◆ WHAT TO DO:
Without skipping anything, print all of the data exactly.

......

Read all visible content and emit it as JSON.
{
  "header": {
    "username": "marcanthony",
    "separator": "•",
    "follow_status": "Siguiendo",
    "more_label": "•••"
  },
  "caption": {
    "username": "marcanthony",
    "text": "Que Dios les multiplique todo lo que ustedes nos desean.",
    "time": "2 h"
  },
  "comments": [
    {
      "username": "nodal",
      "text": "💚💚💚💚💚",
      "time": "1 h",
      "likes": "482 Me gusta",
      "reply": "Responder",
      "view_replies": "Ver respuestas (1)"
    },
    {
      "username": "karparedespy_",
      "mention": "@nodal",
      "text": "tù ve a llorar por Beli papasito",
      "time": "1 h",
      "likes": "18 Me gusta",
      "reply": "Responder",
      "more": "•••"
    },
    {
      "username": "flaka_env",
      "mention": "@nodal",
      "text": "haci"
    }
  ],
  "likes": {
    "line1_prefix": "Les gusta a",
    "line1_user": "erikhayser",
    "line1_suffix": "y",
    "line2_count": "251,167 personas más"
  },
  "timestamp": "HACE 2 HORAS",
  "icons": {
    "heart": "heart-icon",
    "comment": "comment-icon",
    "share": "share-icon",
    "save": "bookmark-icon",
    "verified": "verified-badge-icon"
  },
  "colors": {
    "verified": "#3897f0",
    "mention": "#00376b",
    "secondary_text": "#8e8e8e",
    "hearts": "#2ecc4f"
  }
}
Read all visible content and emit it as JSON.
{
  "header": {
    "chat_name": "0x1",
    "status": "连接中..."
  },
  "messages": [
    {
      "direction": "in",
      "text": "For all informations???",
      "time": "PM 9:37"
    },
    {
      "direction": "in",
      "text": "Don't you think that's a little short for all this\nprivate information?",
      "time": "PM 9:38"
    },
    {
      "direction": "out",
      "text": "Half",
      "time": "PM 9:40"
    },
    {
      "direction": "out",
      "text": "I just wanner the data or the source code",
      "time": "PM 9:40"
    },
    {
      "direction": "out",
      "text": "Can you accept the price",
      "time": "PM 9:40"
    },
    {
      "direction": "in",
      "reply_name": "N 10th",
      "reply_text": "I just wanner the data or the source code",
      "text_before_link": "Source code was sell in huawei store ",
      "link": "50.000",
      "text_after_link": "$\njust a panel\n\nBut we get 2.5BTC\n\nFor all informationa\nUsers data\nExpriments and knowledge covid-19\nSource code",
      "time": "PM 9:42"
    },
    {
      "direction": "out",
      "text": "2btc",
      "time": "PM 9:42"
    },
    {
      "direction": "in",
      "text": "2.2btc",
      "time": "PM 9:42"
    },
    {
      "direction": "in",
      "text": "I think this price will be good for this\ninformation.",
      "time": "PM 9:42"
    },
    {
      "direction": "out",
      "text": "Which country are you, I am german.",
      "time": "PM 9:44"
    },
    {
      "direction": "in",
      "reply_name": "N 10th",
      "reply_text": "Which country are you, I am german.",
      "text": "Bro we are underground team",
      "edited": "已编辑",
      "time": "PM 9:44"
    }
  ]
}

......

◆ WRITTEN RESPONSE:
Read all visible content and emit it as JSON.
{
  "header": {
    "username": "marcanthony",
    "separator": "•",
    "follow_status": "Siguiendo",
    "more_label": "•••"
  },
  "caption": {
    "username": "marcanthony",
    "text": "Que Dios les multiplique todo lo que ustedes nos desean.",
    "time": "2 h"
  },
  "comments": [
    {
      "username": "nodal",
      "text": "💚💚💚💚💚",
      "time": "1 h",
      "likes": "482 Me gusta",
      "reply": "Responder",
      "view_replies": "Ver respuestas (1)"
    },
    {
      "username": "karparedespy_",
      "mention": "@nodal",
      "text": "tù ve a llorar por Beli papasito",
      "time": "1 h",
      "likes": "18 Me gusta",
      "reply": "Responder",
      "more": "•••"
    },
    {
      "username": "flaka_env",
      "mention": "@nodal",
      "text": "haci"
    }
  ],
  "likes": {
    "line1_prefix": "Les gusta a",
    "line1_user": "erikhayser",
    "line1_suffix": "y",
    "line2_count": "251,167 personas más"
  },
  "timestamp": "HACE 2 HORAS",
  "icons": {
    "heart": "heart-icon",
    "comment": "comment-icon",
    "share": "share-icon",
    "save": "bookmark-icon",
    "verified": "verified-badge-icon"
  },
  "colors": {
    "verified": "#3897f0",
    "mention": "#00376b",
    "secondary_text": "#8e8e8e",
    "hearts": "#2ecc4f"
  }
}
Read all visible content and emit it as JSON.
{
  "header": {
    "chat_name": "0x1",
    "status": "连接中..."
  },
  "messages": [
    {
      "direction": "in",
      "text": "For all informations???",
      "time": "PM 9:37"
    },
    {
      "direction": "in",
      "text": "Don't you think that's a little short for all this\nprivate information?",
      "time": "PM 9:38"
    },
    {
      "direction": "out",
      "text": "Half",
      "time": "PM 9:40"
    },
    {
      "direction": "out",
      "text": "I just wanner the data or the source code",
      "time": "PM 9:40"
    },
    {
      "direction": "out",
      "text": "Can you accept the price",
      "time": "PM 9:40"
    },
    {
      "direction": "in",
      "reply_name": "N 10th",
      "reply_text": "I just wanner the data or the source code",
      "text_before_link": "Source code was sell in huawei store ",
      "link": "50.000",
      "text_after_link": "$\njust a panel\n\nBut we get 2.5BTC\n\nFor all informationa\nUsers data\nExpriments and knowledge covid-19\nSource code",
      "time": "PM 9:42"
    },
    {
      "direction": "out",
      "text": "2btc",
      "time": "PM 9:42"
    },
    {
      "direction": "in",
      "text": "2.2btc",
      "time": "PM 9:42"
    },
    {
      "direction": "in",
      "text": "I think this price will be good for this\ninformation.",
      "time": "PM 9:42"
    },
    {
      "direction": "out",
      "text": "Which country are you, I am german.",
      "time": "PM 9:44"
    },
    {
      "direction": "in",
      "reply_name": "N 10th",
      "reply_text": "Which country are you, I am german.",
      "text": "Bro we are underground team",
      "edited": "已编辑",
      "time": "PM 9:44"
    }
  ]
}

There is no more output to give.